Bloods were a python species that I never would have guessed would be here. I blame the friendships we have with Eric Burke (EB Morelia) and Matt Minatola (Philly Herp) for turning us on to this species of snake. In 2014 we were able to trade a few carpet pythons to receive our first blood python female Reeses. Adults grow to 5–6 feet in length and are heavily built. Much wider then any other snake species we have here at Rogue, which makes holding and handling something you have to get used to. The tail is extremely short relative to the overall length (hence the name short tails). They are a very "vocal" species pretty much every time you touch them they make some kind of hissing or puffing sound but show no aggression. The color pattern consists of a beige, tan or grayish-brown ground color overlaid with blotches that are brick to blood-red in color and they come in a wide array of other colors and morphs. We are pleased to have them here and look forward to what we might be able to build with this awesome python species.

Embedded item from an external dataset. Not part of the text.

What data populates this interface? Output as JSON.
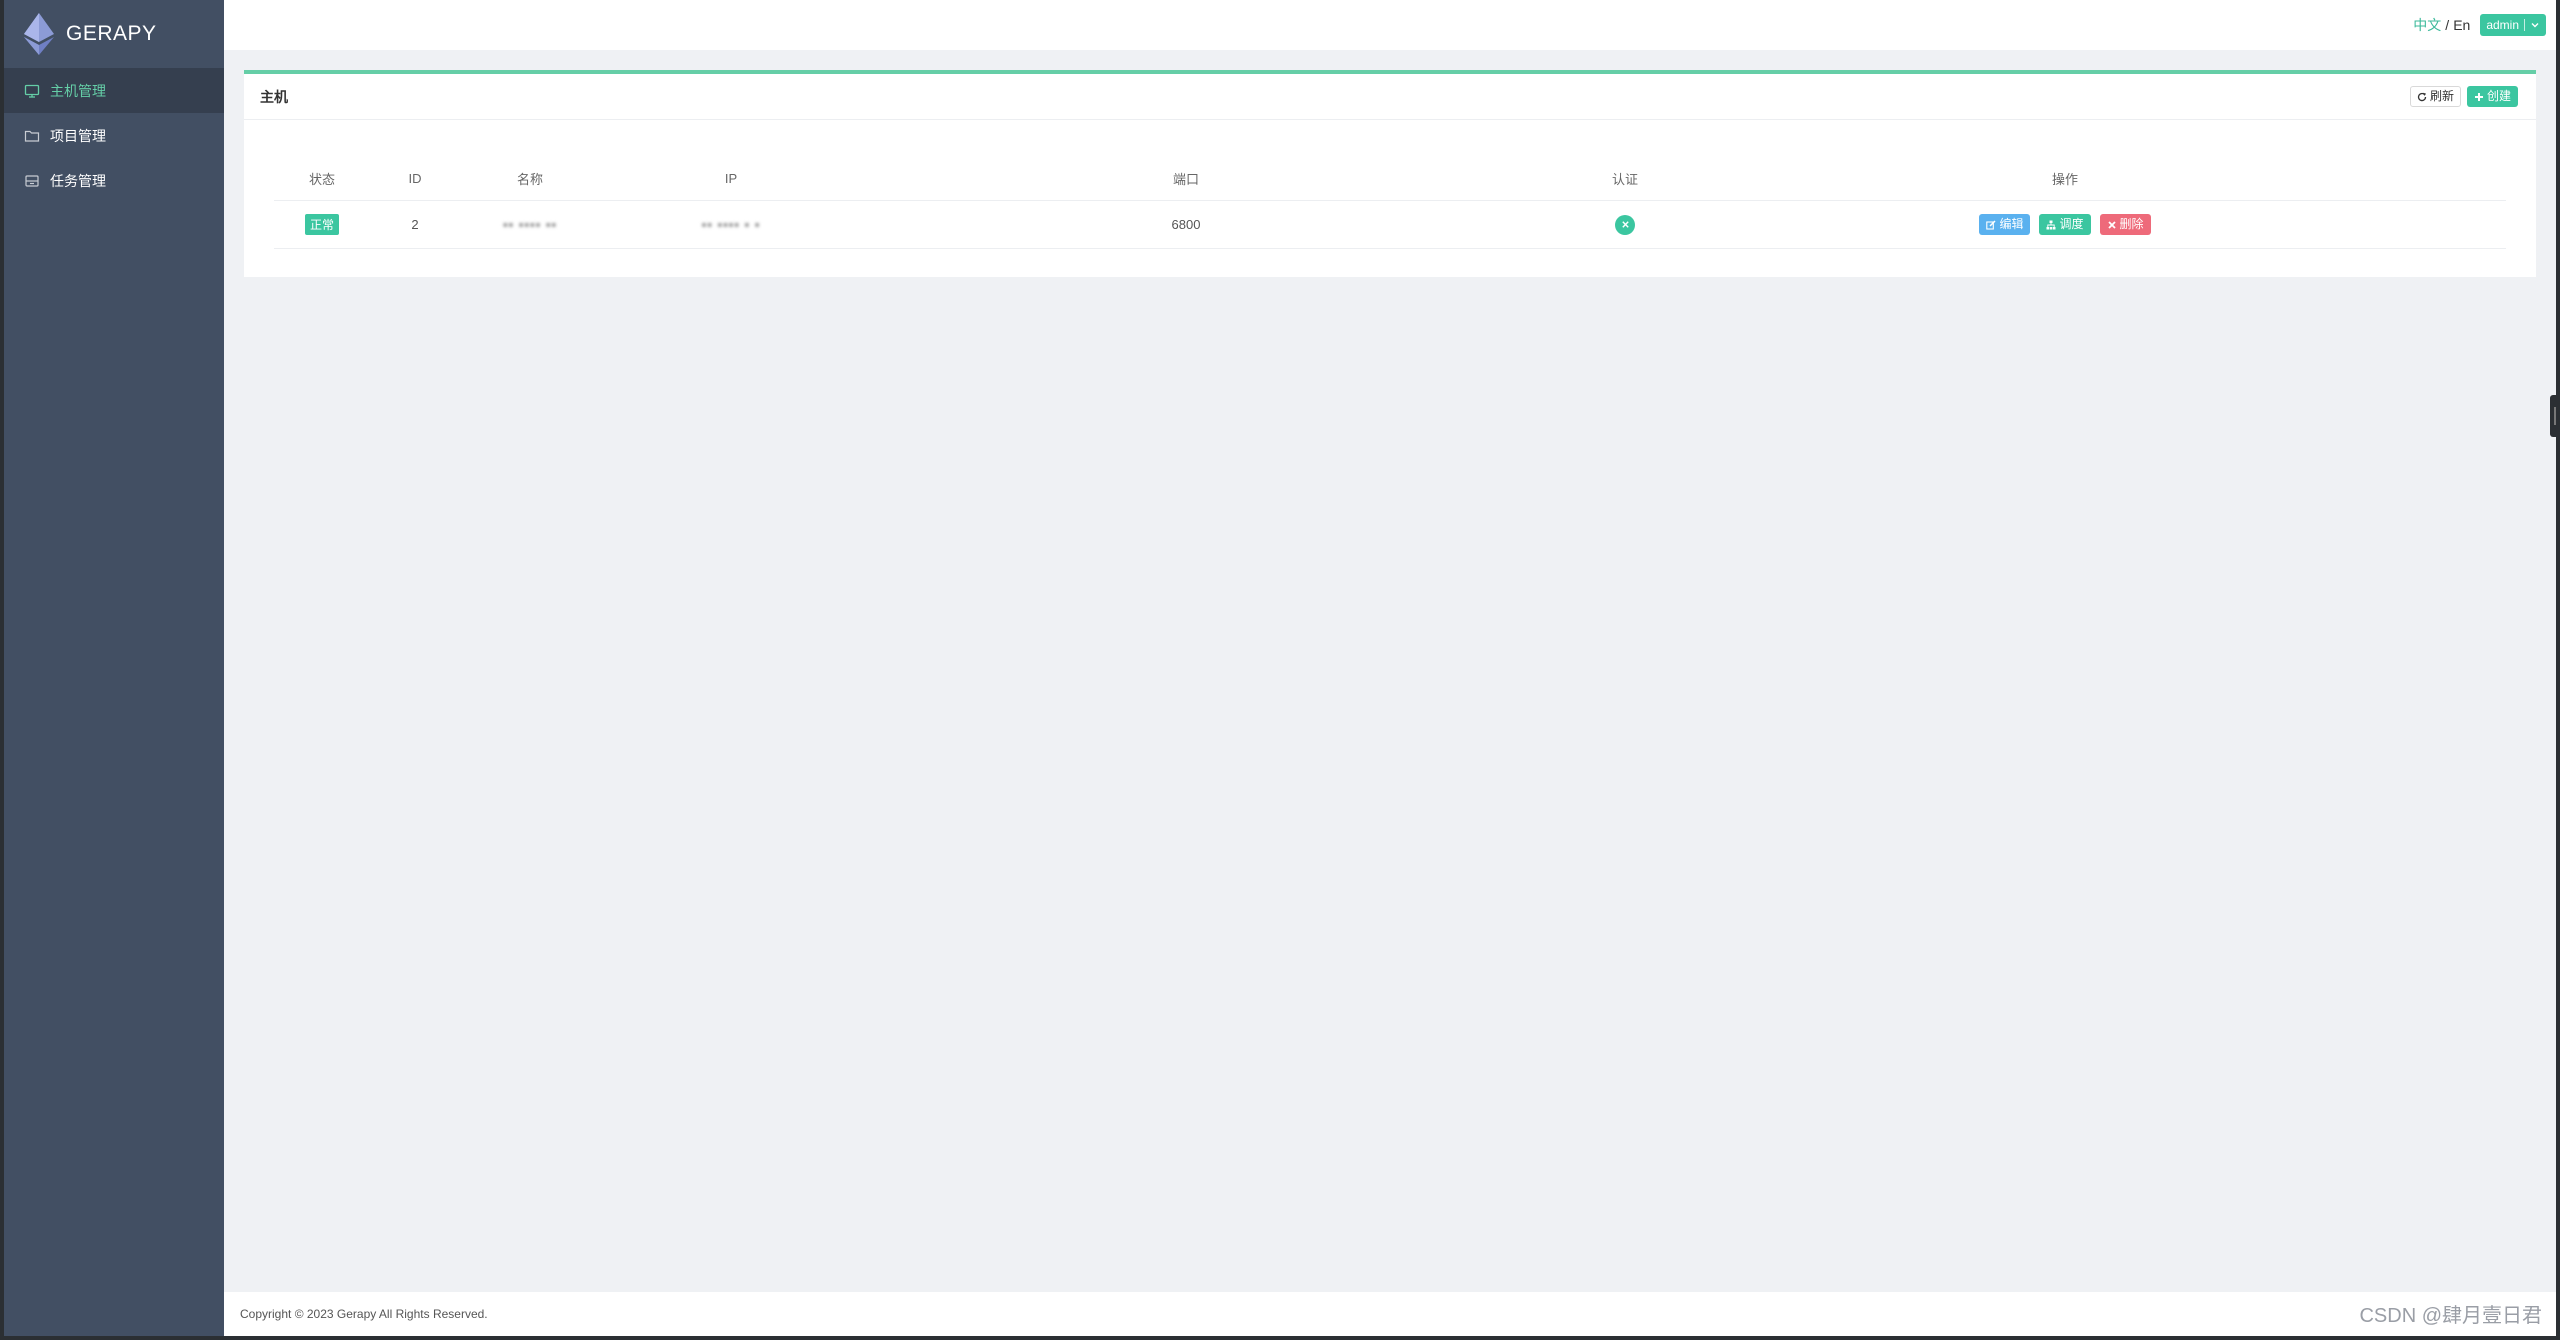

Dominican Red Mountain Boa
(Epicrates striatus striatus)
The 2nd jump into boa is a pretty big one. Epicrates striates striates or Dominican Red Mountain Boa (DRMB). A bright red species native to the high elevation areas on the Dominican Republic. They aren't a huge species of boa normally staying close to 4-5ft in length with extreme cases of 6-7ft long. Like all boas they bare live young. Even though they are from half the world away the DRMB's prefer the same temps and environment conditions as our Indonesian and Australian species of snakes. They have the reputation of being picky feeders as babies and needing to be started on birds and lizards before being shifted to rodents. So we have that to look forward to. They come in many different patterns as shades of red, grey, black, calico and brown. Our females Ruby and Rose and our males Rusty and Ronin look very different from each other. With theses snakes still being some what rare in the reptile hobby we feel extremely blessed to be able to include them with our projects here at Rogue. They are truly a stunning animal to behold in person and we hope for success with these very special animals.